◆ Action item
Exactly as written and without the pictures, output the entries below.

◆ Supplied material
-*-*-

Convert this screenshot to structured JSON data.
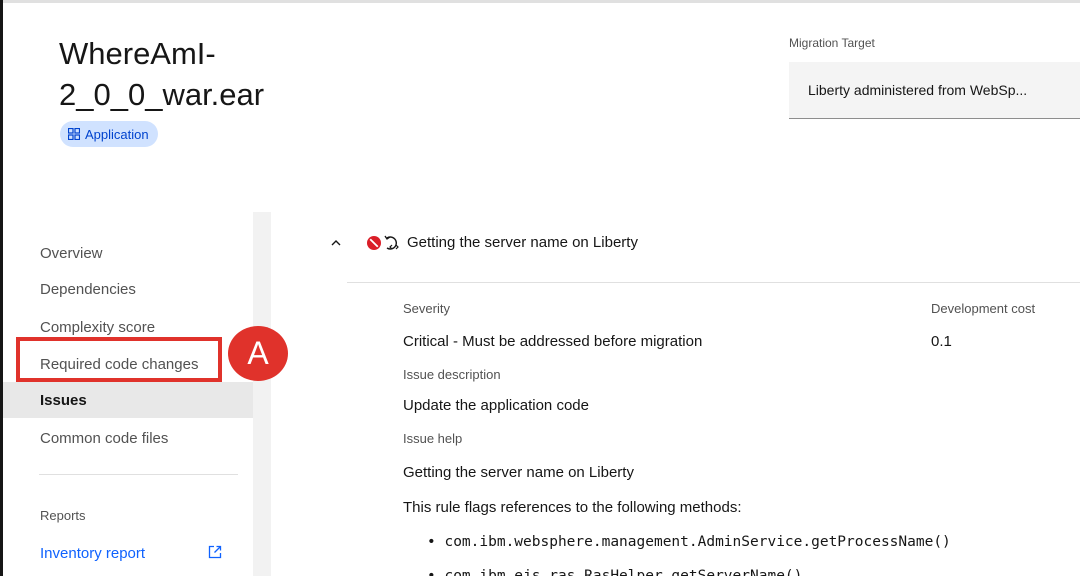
{
  "app": {
    "title_line1": "WhereAmI-",
    "title_line2": "2_0_0_war.ear",
    "tag_label": "Application",
    "tag_icon": "application-icon"
  },
  "migration_target": {
    "label": "Migration Target",
    "value": "Liberty administered from WebSp..."
  },
  "sidebar": {
    "items": [
      {
        "label": "Overview",
        "active": false
      },
      {
        "label": "Dependencies",
        "active": false
      },
      {
        "label": "Complexity score",
        "active": false
      },
      {
        "label": "Required code changes",
        "active": false
      },
      {
        "label": "Issues",
        "active": true
      },
      {
        "label": "Common code files",
        "active": false
      }
    ],
    "reports_label": "Reports",
    "inventory_link": "Inventory report",
    "inventory_icon": "external-link-icon"
  },
  "issue": {
    "title": "Getting the server name on Liberty",
    "status_icon": "critical-icon",
    "rule_icon": "code-rule-icon",
    "severity_label": "Severity",
    "severity_value": "Critical - Must be addressed before migration",
    "dev_cost_label": "Development cost",
    "dev_cost_value": "0.1",
    "description_label": "Issue description",
    "description_value": "Update the application code",
    "help_label": "Issue help",
    "help_title": "Getting the server name on Liberty",
    "help_text": "This rule flags references to the following methods:",
    "methods": [
      "• com.ibm.websphere.management.AdminService.getProcessName()",
      "• com.ibm.ejs.ras.RasHelper.getServerName()"
    ]
  },
  "annotation": {
    "badge": "A",
    "color": "#e0322b"
  },
  "colors": {
    "accent": "#0f62fe",
    "tag_bg": "#d0e2ff",
    "tag_fg": "#0043ce",
    "critical": "#da1e28"
  }
}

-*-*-

◆ Finished task
Convert this screenshot to structured JSON data.
{
  "app": {
    "title_line1": "WhereAmI-",
    "title_line2": "2_0_0_war.ear",
    "tag_label": "Application",
    "tag_icon": "application-icon"
  },
  "migration_target": {
    "label": "Migration Target",
    "value": "Liberty administered from WebSp..."
  },
  "sidebar": {
    "items": [
      {
        "label": "Overview",
        "active": false
      },
      {
        "label": "Dependencies",
        "active": false
      },
      {
        "label": "Complexity score",
        "active": false
      },
      {
        "label": "Required code changes",
        "active": false
      },
      {
        "label": "Issues",
        "active": true
      },
      {
        "label": "Common code files",
        "active": false
      }
    ],
    "reports_label": "Reports",
    "inventory_link": "Inventory report",
    "inventory_icon": "external-link-icon"
  },
  "issue": {
    "title": "Getting the server name on Liberty",
    "status_icon": "critical-icon",
    "rule_icon": "code-rule-icon",
    "severity_label": "Severity",
    "severity_value": "Critical - Must be addressed before migration",
    "dev_cost_label": "Development cost",
    "dev_cost_value": "0.1",
    "description_label": "Issue description",
    "description_value": "Update the application code",
    "help_label": "Issue help",
    "help_title": "Getting the server name on Liberty",
    "help_text": "This rule flags references to the following methods:",
    "methods": [
      "• com.ibm.websphere.management.AdminService.getProcessName()",
      "• com.ibm.ejs.ras.RasHelper.getServerName()"
    ]
  },
  "annotation": {
    "badge": "A",
    "color": "#e0322b"
  },
  "colors": {
    "accent": "#0f62fe",
    "tag_bg": "#d0e2ff",
    "tag_fg": "#0043ce",
    "critical": "#da1e28"
  }
}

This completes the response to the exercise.